A public health care system with three hospitals and more than 30 clinics in southern Mississippi is planning to put itself up for sale or try to merge with another health care system.
Singing River Health System administrators announced Wednesday that they had voted to make the move. A sale or merger could only proceed if supervisors in Coastal Jackson County also agree. The supervisors meet on Monday. Their vote would then lead to public hearings.
Singing River has hospitals in Pascagoula, Ocean Springs and Gulfport. It has more than 4,000 employees.
Ashley Butsch, communications manager for Singing River Health System, told the Sun Herald that Wednesday was the first time the board had considered pursuing a merger or sale.
The health system is managing “the complexities of an ever-changing health sector,” according to a press release. “Over the past decade, the healthcare industry has continually changed, with community hospitals like ours facing the strongest headwinds.”
Butsch said the system informed its employees of the board’s decision before making a public announcement.
“If a sale or other full incorporation occurs, the Singing River assets will be sold or fully integrated to the highest and highest bidder identified during the formal process,” the press release reads.
The statement said Singing River expects to enter into negotiations with Louisiana-based Ochsner Health, but proposals from other health systems may submit “higher and/or better offers than Ochsner Health’s offer.” would be considered, WLOX-TV reported.
Ochsner President and CEO Warner Thomas said in a statement to news organizations that Ochsner already has a partnership with Singing River Health System and “our goal is to enter into a long-term relationship fully integrated to continue serving Mississippi Gulf Coast communities together.”
Ochsner operates a hospital in Bay St. Louis, Mississippi, and recently expanded its operations through a merger with Rush Health System which operates hospitals in Meridian, Mississippi and western Alabama.
Patient care shouldn’t be affected as Singing River considers a sale or merger, Butsch said.
“Patients will continue to see providers and access services as they always have – and Singing River Health System will continue to accept insurance from payers as we do today.” she declared.
Singing River will continue to fund the pension plan for current employees and retirees, Butsch said.
The hospital system stopped contributing to its own pension plan from 2009 to 2014 without informing employees and retirees. The move was part of a financial crisis in the county-owned hospital system. In early 2018, a federal judge ruled that Singing River must pay more than $156 million into its pension fund over 35 years.

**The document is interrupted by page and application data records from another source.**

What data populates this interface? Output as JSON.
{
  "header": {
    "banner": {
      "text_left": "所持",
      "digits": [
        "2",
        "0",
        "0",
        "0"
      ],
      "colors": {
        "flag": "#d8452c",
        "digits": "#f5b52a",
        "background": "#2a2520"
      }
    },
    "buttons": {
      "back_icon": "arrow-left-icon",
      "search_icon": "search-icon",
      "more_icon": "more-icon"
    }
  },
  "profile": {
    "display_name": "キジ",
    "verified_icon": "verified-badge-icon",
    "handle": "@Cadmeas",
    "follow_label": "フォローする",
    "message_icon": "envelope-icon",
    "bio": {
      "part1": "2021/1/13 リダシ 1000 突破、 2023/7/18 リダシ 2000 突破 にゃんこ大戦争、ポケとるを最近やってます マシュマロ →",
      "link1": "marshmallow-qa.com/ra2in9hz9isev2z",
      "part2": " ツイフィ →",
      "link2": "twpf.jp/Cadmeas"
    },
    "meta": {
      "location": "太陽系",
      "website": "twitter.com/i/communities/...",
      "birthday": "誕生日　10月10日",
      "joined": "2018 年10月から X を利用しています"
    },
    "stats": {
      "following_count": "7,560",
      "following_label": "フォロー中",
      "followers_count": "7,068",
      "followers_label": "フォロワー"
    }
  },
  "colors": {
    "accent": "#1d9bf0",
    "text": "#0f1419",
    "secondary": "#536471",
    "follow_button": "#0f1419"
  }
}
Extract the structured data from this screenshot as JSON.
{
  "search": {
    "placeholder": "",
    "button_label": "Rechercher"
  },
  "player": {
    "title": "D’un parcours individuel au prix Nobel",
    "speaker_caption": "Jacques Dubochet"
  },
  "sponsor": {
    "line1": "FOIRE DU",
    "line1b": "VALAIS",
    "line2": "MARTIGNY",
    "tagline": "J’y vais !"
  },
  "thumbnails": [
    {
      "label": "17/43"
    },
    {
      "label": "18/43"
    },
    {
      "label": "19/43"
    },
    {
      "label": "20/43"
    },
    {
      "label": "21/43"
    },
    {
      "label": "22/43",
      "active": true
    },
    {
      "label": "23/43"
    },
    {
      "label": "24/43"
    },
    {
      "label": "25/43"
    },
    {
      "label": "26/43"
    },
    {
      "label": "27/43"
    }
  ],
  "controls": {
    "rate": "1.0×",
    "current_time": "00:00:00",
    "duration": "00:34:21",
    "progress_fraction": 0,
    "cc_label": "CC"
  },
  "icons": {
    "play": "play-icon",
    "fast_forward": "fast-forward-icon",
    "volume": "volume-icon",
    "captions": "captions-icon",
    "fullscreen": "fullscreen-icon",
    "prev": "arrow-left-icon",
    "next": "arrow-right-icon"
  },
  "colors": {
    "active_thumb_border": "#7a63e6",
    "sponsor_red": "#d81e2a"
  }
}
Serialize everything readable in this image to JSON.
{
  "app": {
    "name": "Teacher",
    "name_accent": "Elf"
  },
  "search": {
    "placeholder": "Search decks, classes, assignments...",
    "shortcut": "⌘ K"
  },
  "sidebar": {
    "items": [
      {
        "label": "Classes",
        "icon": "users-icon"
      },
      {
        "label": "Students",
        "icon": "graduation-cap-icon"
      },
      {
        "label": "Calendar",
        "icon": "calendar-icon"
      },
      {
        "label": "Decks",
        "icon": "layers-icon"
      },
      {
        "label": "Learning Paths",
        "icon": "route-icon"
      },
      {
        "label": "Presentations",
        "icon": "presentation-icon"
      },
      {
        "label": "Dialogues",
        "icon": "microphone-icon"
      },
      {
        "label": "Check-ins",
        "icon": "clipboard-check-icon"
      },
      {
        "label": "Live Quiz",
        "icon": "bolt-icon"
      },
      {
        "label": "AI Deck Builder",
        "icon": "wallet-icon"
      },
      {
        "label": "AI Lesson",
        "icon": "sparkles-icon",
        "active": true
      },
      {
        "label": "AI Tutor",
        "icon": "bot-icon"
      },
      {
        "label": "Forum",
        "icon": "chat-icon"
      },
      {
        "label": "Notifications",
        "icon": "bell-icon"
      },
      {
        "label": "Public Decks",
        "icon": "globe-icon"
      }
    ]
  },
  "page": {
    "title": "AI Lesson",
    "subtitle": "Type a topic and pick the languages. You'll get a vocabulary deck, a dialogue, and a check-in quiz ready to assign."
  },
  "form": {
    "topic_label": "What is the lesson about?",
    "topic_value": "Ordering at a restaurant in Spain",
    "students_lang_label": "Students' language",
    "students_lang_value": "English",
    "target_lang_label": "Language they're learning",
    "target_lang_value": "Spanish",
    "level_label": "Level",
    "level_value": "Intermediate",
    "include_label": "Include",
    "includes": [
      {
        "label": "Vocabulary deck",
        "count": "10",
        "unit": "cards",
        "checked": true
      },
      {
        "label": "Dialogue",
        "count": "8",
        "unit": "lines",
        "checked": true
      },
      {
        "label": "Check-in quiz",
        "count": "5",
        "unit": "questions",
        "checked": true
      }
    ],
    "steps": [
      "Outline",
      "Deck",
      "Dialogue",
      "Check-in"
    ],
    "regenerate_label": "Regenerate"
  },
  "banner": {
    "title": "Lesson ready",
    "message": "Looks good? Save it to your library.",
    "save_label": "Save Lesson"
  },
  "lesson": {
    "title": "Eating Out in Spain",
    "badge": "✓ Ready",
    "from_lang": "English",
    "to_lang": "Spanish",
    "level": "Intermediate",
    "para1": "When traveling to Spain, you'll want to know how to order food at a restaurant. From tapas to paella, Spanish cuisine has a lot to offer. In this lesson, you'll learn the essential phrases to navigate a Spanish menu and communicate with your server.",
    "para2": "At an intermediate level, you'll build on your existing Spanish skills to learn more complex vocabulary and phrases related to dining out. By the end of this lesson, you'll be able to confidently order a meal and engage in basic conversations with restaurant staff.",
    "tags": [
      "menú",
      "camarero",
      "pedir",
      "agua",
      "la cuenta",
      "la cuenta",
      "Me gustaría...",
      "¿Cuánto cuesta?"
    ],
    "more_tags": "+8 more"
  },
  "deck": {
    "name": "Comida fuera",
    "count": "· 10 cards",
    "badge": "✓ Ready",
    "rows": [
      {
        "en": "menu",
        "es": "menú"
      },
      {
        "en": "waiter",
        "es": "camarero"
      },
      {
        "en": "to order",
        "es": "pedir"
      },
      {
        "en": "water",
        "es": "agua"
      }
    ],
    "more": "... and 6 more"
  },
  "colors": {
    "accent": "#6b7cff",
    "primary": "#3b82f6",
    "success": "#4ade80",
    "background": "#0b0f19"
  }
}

Earlier this year, Singing River Health System CEO Lee Bond abruptly resigned to pursue other career opportunities.